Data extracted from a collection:
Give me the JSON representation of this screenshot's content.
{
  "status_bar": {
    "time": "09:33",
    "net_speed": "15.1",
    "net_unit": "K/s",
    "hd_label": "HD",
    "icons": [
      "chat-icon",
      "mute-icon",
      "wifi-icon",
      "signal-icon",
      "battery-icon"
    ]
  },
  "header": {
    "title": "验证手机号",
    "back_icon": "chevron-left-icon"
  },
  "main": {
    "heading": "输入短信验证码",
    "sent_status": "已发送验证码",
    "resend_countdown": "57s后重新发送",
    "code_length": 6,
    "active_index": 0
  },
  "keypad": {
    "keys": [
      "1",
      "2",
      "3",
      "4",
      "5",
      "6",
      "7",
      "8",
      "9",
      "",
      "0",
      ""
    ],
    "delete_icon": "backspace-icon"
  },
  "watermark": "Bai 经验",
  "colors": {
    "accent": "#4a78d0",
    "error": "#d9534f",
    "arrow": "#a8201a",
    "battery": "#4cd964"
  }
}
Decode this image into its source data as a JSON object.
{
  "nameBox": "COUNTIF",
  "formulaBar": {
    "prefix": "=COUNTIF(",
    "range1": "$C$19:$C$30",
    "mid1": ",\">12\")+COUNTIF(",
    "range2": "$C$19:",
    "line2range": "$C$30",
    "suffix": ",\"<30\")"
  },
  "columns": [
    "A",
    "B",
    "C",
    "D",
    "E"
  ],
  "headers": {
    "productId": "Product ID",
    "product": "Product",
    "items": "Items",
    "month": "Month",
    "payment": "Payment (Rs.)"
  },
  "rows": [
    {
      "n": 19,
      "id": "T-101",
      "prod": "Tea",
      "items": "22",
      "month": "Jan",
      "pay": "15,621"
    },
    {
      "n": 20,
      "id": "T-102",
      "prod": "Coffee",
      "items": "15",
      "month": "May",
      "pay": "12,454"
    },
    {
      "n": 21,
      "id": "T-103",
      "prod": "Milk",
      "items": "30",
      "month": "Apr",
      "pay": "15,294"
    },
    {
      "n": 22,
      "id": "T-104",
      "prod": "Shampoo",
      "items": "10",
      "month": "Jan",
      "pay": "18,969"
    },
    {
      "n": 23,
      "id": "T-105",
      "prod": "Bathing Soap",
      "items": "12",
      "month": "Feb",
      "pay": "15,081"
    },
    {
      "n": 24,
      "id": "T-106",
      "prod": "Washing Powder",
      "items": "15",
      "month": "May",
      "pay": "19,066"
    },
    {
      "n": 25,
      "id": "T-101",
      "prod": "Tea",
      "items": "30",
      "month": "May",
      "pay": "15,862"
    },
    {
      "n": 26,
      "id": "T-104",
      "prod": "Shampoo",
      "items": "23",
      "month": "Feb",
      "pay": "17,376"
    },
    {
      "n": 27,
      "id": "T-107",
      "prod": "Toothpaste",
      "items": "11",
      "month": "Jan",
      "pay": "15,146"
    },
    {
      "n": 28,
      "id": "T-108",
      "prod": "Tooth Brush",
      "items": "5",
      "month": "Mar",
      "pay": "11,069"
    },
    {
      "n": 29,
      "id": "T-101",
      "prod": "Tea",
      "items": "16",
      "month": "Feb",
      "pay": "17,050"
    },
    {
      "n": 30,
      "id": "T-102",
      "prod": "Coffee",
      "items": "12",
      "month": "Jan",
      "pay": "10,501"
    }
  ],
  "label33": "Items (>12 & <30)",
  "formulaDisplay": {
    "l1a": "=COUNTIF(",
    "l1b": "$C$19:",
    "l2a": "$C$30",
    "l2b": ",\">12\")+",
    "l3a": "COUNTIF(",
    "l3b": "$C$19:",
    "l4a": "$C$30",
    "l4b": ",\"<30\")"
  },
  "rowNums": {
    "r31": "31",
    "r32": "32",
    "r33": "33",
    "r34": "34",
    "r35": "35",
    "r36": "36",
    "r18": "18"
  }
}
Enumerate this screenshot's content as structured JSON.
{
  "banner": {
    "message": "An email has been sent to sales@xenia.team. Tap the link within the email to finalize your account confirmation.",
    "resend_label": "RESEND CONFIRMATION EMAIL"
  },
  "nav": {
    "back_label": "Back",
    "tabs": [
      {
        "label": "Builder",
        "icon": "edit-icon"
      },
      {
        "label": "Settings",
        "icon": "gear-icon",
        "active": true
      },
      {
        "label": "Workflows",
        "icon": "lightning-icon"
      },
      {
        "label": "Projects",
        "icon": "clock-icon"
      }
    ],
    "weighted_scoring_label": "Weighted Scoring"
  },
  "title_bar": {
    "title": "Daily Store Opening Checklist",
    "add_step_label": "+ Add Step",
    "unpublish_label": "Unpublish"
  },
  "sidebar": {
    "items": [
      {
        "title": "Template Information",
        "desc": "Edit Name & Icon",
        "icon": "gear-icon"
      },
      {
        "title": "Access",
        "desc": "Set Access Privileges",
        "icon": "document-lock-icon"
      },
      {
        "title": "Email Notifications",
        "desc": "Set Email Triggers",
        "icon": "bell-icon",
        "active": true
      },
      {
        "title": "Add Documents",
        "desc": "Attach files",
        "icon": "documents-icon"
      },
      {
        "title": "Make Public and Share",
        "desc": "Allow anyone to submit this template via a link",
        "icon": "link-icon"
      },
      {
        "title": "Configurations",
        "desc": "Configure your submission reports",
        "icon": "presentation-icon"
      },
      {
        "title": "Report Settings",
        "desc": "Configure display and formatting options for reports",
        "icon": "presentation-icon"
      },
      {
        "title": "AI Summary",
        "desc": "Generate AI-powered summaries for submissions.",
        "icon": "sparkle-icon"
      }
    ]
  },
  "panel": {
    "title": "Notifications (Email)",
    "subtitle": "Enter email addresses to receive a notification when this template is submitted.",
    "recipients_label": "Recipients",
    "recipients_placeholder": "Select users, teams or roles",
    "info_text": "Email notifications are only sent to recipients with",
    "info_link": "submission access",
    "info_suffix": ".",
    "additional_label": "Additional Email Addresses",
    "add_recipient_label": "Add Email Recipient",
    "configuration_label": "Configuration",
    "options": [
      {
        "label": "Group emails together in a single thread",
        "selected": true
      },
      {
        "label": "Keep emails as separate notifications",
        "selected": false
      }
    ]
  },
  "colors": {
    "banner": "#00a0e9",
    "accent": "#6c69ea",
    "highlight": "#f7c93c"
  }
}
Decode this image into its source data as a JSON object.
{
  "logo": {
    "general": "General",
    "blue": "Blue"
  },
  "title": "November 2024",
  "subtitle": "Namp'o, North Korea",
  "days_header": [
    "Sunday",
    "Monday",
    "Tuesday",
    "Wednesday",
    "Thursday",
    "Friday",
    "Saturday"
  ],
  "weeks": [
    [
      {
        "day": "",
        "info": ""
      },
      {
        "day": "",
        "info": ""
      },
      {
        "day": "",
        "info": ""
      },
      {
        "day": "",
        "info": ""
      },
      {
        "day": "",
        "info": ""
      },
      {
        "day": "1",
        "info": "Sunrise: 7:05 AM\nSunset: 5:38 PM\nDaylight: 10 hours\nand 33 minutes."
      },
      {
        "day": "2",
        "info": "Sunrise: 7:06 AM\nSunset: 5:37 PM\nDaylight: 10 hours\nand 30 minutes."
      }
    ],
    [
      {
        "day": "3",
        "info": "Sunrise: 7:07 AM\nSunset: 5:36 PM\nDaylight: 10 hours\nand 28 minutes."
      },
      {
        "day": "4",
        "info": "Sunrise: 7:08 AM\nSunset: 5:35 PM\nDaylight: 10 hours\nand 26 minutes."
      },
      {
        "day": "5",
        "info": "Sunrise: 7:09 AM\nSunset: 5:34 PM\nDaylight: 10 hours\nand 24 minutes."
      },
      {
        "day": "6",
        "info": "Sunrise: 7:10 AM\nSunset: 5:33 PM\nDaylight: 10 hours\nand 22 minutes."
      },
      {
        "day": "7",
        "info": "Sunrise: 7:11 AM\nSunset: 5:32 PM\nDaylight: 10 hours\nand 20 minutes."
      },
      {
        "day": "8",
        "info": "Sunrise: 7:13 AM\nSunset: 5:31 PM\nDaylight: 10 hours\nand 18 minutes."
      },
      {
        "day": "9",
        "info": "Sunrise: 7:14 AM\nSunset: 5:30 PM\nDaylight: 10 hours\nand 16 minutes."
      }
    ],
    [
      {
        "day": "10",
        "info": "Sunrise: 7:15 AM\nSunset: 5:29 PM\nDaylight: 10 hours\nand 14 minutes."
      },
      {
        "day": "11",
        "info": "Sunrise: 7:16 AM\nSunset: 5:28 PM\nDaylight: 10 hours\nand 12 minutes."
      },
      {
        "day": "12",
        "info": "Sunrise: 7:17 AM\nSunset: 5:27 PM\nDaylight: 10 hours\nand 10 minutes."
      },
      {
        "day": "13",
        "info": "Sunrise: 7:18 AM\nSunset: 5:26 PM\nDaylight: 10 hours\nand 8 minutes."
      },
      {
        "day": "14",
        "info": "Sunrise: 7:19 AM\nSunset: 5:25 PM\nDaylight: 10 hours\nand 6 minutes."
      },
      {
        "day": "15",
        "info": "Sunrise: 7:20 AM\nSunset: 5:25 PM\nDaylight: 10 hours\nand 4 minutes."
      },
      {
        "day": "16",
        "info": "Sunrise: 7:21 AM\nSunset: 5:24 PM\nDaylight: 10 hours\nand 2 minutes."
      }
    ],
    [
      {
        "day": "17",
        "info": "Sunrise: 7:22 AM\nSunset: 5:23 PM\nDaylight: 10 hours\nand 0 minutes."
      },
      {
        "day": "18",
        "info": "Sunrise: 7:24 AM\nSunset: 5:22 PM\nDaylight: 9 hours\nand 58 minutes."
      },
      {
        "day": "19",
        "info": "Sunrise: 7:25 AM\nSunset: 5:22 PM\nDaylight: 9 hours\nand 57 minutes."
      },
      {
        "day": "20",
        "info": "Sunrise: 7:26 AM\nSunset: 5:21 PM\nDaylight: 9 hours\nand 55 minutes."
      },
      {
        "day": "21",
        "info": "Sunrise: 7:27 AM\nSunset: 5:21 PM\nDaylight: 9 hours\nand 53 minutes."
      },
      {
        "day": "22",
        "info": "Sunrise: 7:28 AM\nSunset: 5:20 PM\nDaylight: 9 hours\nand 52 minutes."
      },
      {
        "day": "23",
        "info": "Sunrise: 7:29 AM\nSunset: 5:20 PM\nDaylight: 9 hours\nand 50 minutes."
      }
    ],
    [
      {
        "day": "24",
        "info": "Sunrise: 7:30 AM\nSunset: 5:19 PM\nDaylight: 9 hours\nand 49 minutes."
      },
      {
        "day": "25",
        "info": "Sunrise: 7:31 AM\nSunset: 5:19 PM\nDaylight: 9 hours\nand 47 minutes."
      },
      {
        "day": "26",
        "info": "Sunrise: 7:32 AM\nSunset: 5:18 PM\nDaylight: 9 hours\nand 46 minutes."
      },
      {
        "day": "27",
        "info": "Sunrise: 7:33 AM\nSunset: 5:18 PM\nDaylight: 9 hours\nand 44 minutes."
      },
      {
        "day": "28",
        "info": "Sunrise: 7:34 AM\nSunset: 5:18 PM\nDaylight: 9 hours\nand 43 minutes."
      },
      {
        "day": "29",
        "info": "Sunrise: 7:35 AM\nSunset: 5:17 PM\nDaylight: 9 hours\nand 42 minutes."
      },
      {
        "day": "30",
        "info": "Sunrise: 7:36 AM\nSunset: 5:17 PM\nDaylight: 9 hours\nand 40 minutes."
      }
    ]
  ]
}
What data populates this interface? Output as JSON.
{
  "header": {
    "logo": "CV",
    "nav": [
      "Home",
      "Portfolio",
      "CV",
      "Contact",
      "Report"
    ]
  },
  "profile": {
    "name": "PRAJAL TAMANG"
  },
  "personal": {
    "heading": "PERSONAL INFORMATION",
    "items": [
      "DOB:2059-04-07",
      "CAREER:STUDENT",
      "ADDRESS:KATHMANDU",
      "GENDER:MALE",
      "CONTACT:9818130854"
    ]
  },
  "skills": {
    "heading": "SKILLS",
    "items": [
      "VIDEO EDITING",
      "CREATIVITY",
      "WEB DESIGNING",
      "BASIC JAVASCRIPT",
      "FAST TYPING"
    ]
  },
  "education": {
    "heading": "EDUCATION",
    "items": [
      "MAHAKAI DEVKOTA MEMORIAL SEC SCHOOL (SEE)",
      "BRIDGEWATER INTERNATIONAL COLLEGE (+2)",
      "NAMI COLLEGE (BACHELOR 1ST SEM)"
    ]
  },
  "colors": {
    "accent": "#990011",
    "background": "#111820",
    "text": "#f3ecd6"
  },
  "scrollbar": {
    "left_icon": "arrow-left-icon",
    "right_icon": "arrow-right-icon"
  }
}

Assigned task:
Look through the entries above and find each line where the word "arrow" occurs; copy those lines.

Response to this exercise:
    "arrow": "#a8201a",
    "left_icon": "arrow-left-icon",
    "right_icon": "arrow-right-icon"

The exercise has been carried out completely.